"The Second Coming" alludes to the second coming of Christ. In the poem, this second coming of Jesus is seen as a chaotic event that rocks the world. In Things Fall Apart, the missionaries are bringing the church's message of Christ, and it's this very message that begins to tear the tribe apart. It not only pulls away members of the tribe, but it questions and contradicts the very foundations of the tribal belief system.
Historically, Yeats' poem deals with the devastation of World War I. Much of Africa had been colonized during the late 19th and early 20th century. However, with the cost and the effects of WWI, the European nations that had colonized the continent could do little to advance it. Things began to fall apart, which led to a troublesome post-colonial period.
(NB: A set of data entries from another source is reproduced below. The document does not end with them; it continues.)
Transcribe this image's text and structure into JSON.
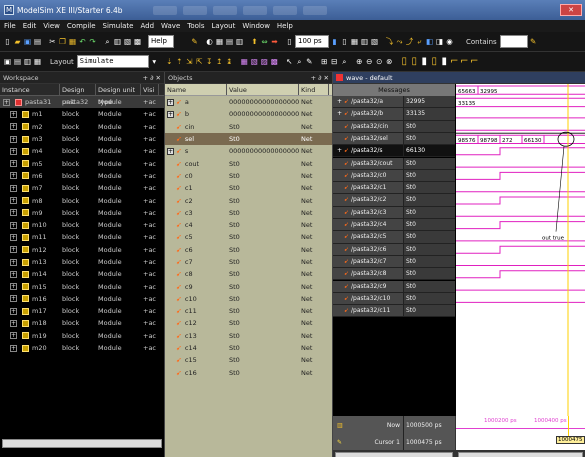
{
  "window": {
    "title": "ModelSim XE III/Starter 6.4b"
  },
  "menu": [
    "File",
    "Edit",
    "View",
    "Compile",
    "Simulate",
    "Add",
    "Wave",
    "Tools",
    "Layout",
    "Window",
    "Help"
  ],
  "toolbar": {
    "help_label": "Help",
    "run_length": "100 ps",
    "contains_label": "Contains",
    "layout_label": "Layout",
    "layout_value": "Simulate"
  },
  "workspace": {
    "title": "Workspace",
    "columns": [
      "Instance",
      "Design unit",
      "Design unit type",
      "Visi"
    ],
    "rows": [
      {
        "instance": "pasta31",
        "unit": "pasta32",
        "type": "Module",
        "vis": "+ac"
      },
      {
        "instance": "m1",
        "unit": "block",
        "type": "Module",
        "vis": "+ac"
      },
      {
        "instance": "m2",
        "unit": "block",
        "type": "Module",
        "vis": "+ac"
      },
      {
        "instance": "m3",
        "unit": "block",
        "type": "Module",
        "vis": "+ac"
      },
      {
        "instance": "m4",
        "unit": "block",
        "type": "Module",
        "vis": "+ac"
      },
      {
        "instance": "m5",
        "unit": "block",
        "type": "Module",
        "vis": "+ac"
      },
      {
        "instance": "m6",
        "unit": "block",
        "type": "Module",
        "vis": "+ac"
      },
      {
        "instance": "m7",
        "unit": "block",
        "type": "Module",
        "vis": "+ac"
      },
      {
        "instance": "m8",
        "unit": "block",
        "type": "Module",
        "vis": "+ac"
      },
      {
        "instance": "m9",
        "unit": "block",
        "type": "Module",
        "vis": "+ac"
      },
      {
        "instance": "m10",
        "unit": "block",
        "type": "Module",
        "vis": "+ac"
      },
      {
        "instance": "m11",
        "unit": "block",
        "type": "Module",
        "vis": "+ac"
      },
      {
        "instance": "m12",
        "unit": "block",
        "type": "Module",
        "vis": "+ac"
      },
      {
        "instance": "m13",
        "unit": "block",
        "type": "Module",
        "vis": "+ac"
      },
      {
        "instance": "m14",
        "unit": "block",
        "type": "Module",
        "vis": "+ac"
      },
      {
        "instance": "m15",
        "unit": "block",
        "type": "Module",
        "vis": "+ac"
      },
      {
        "instance": "m16",
        "unit": "block",
        "type": "Module",
        "vis": "+ac"
      },
      {
        "instance": "m17",
        "unit": "block",
        "type": "Module",
        "vis": "+ac"
      },
      {
        "instance": "m18",
        "unit": "block",
        "type": "Module",
        "vis": "+ac"
      },
      {
        "instance": "m19",
        "unit": "block",
        "type": "Module",
        "vis": "+ac"
      },
      {
        "instance": "m20",
        "unit": "block",
        "type": "Module",
        "vis": "+ac"
      }
    ]
  },
  "objects": {
    "title": "Objects",
    "columns": [
      "Name",
      "Value",
      "Kind"
    ],
    "rows": [
      {
        "name": "a",
        "value": "00000000000000000...",
        "kind": "Net",
        "expand": true
      },
      {
        "name": "b",
        "value": "00000000000000000...",
        "kind": "Net",
        "expand": true
      },
      {
        "name": "cin",
        "value": "St0",
        "kind": "Net"
      },
      {
        "name": "sel",
        "value": "St0",
        "kind": "Net",
        "selected": true
      },
      {
        "name": "s",
        "value": "00000000000000000...",
        "kind": "Net",
        "expand": true
      },
      {
        "name": "cout",
        "value": "St0",
        "kind": "Net"
      },
      {
        "name": "c0",
        "value": "St0",
        "kind": "Net"
      },
      {
        "name": "c1",
        "value": "St0",
        "kind": "Net"
      },
      {
        "name": "c2",
        "value": "St0",
        "kind": "Net"
      },
      {
        "name": "c3",
        "value": "St0",
        "kind": "Net"
      },
      {
        "name": "c4",
        "value": "St0",
        "kind": "Net"
      },
      {
        "name": "c5",
        "value": "St0",
        "kind": "Net"
      },
      {
        "name": "c6",
        "value": "St0",
        "kind": "Net"
      },
      {
        "name": "c7",
        "value": "St0",
        "kind": "Net"
      },
      {
        "name": "c8",
        "value": "St0",
        "kind": "Net"
      },
      {
        "name": "c9",
        "value": "St0",
        "kind": "Net"
      },
      {
        "name": "c10",
        "value": "St0",
        "kind": "Net"
      },
      {
        "name": "c11",
        "value": "St0",
        "kind": "Net"
      },
      {
        "name": "c12",
        "value": "St0",
        "kind": "Net"
      },
      {
        "name": "c13",
        "value": "St0",
        "kind": "Net"
      },
      {
        "name": "c14",
        "value": "St0",
        "kind": "Net"
      },
      {
        "name": "c15",
        "value": "St0",
        "kind": "Net"
      },
      {
        "name": "c16",
        "value": "St0",
        "kind": "Net"
      }
    ]
  },
  "wave": {
    "title": "wave - default",
    "messages_label": "Messages",
    "rows": [
      {
        "name": "/pasta32/a",
        "value": "32995",
        "expand": true
      },
      {
        "name": "/pasta32/b",
        "value": "33135",
        "expand": true
      },
      {
        "name": "/pasta32/cin",
        "value": "St0"
      },
      {
        "name": "/pasta32/sel",
        "value": "St0"
      },
      {
        "name": "/pasta32/s",
        "value": "66130",
        "expand": true,
        "selected": true
      },
      {
        "name": "/pasta32/cout",
        "value": "St0"
      },
      {
        "name": "/pasta32/c0",
        "value": "St0"
      },
      {
        "name": "/pasta32/c1",
        "value": "St0"
      },
      {
        "name": "/pasta32/c2",
        "value": "St0"
      },
      {
        "name": "/pasta32/c3",
        "value": "St0"
      },
      {
        "name": "/pasta32/c4",
        "value": "St0"
      },
      {
        "name": "/pasta32/c5",
        "value": "St0"
      },
      {
        "name": "/pasta32/c6",
        "value": "St0"
      },
      {
        "name": "/pasta32/c7",
        "value": "St0"
      },
      {
        "name": "/pasta32/c8",
        "value": "St0"
      },
      {
        "name": "/pasta32/c9",
        "value": "St0"
      },
      {
        "name": "/pasta32/c10",
        "value": "St0"
      },
      {
        "name": "/pasta32/c11",
        "value": "St0"
      }
    ],
    "bus_a": [
      "65663",
      "32995"
    ],
    "bus_b": [
      "33135"
    ],
    "bus_s": [
      "98576",
      "98798",
      "272",
      "66130"
    ],
    "annotation": "out true",
    "now_label": "Now",
    "now_value": "1000500 ps",
    "cursor_label": "Cursor 1",
    "cursor_value": "1000475 ps",
    "cursor_box": "1000475",
    "timeline": [
      "1000200 ps",
      "1000400 ps"
    ]
  }
}
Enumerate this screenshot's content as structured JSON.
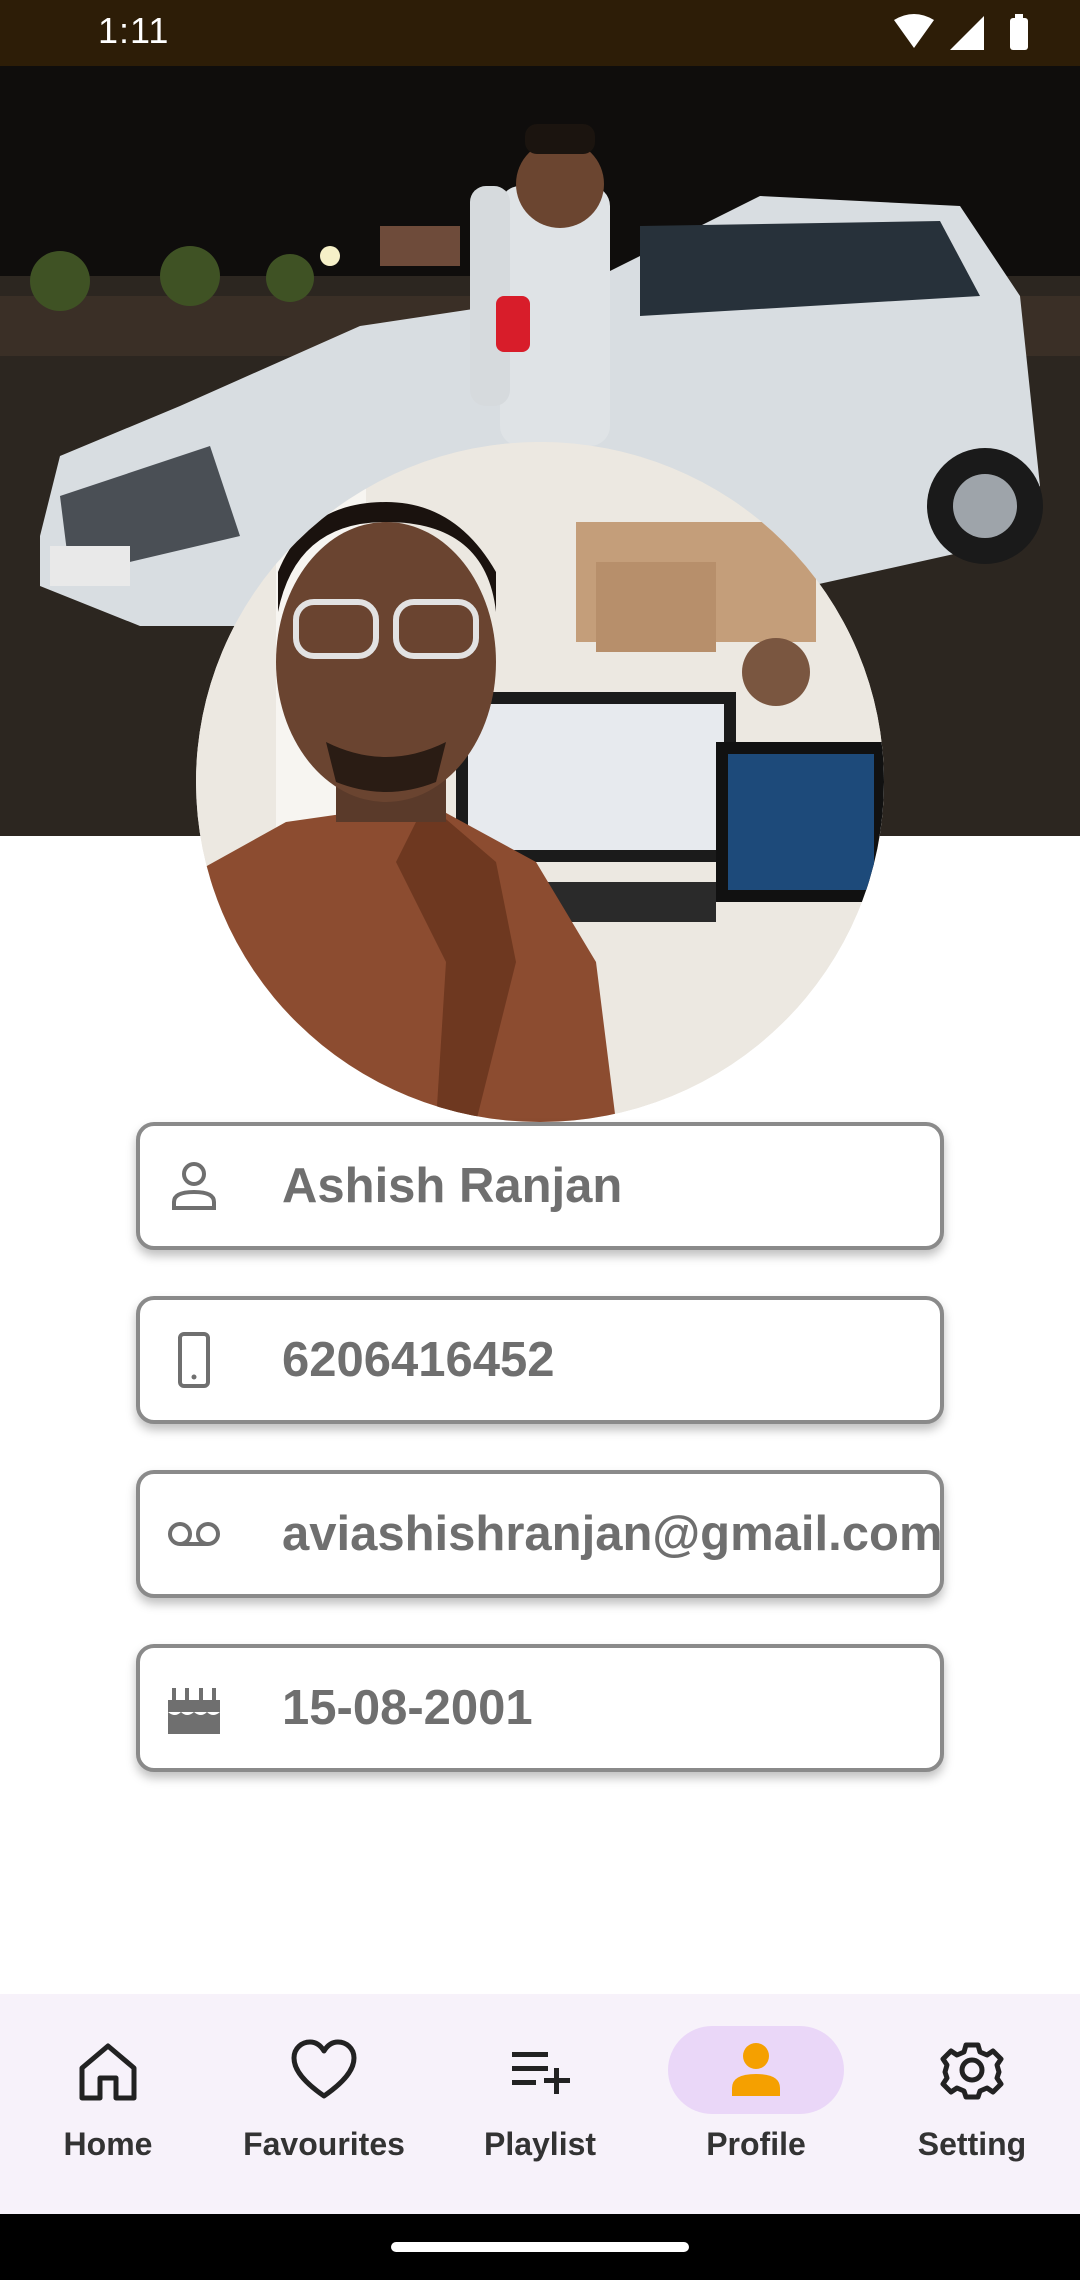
{
  "status_bar": {
    "time": "1:11",
    "icons": [
      "wifi-icon",
      "signal-icon",
      "battery-icon"
    ]
  },
  "profile": {
    "cover_image": "cover-photo-man-standing-by-white-suv-at-night",
    "avatar_image": "selfie-man-in-brown-leather-jacket-at-office-desk",
    "fields": [
      {
        "id": "name",
        "icon": "person-icon",
        "value": "Ashish Ranjan"
      },
      {
        "id": "phone",
        "icon": "smartphone-icon",
        "value": "6206416452"
      },
      {
        "id": "email",
        "icon": "voicemail-icon",
        "value": "aviashishranjan@gmail.com"
      },
      {
        "id": "dob",
        "icon": "cake-icon",
        "value": "15-08-2001"
      }
    ]
  },
  "bottom_nav": {
    "items": [
      {
        "label": "Home",
        "icon": "home-icon",
        "selected": false
      },
      {
        "label": "Favourites",
        "icon": "heart-icon",
        "selected": false
      },
      {
        "label": "Playlist",
        "icon": "playlist-add-icon",
        "selected": false
      },
      {
        "label": "Profile",
        "icon": "person-filled-icon",
        "selected": true
      },
      {
        "label": "Setting",
        "icon": "gear-icon",
        "selected": false
      }
    ]
  },
  "colors": {
    "status_bar_bg": "#2d1d07",
    "field_text": "#6f6f6f",
    "field_border": "#8a8a8a",
    "nav_bg": "#f7f2fa",
    "nav_selected_pill": "#ead7f8",
    "profile_icon_accent": "#f5a000"
  }
}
An important theme in Achebe's novel Things Fall Apartis concerns the effects of the missionary influence and European influence on the traditional values and ways of the Ibo culture. "The center cannot hold" says the speaker in Yeats' poem, which is indeed the case in the novel, for not only does the structure of the village begin to collapse as a result of the incursion of the Europeans, but the protagonist doubts his very manhood, so much so that he despairs and commits suicide.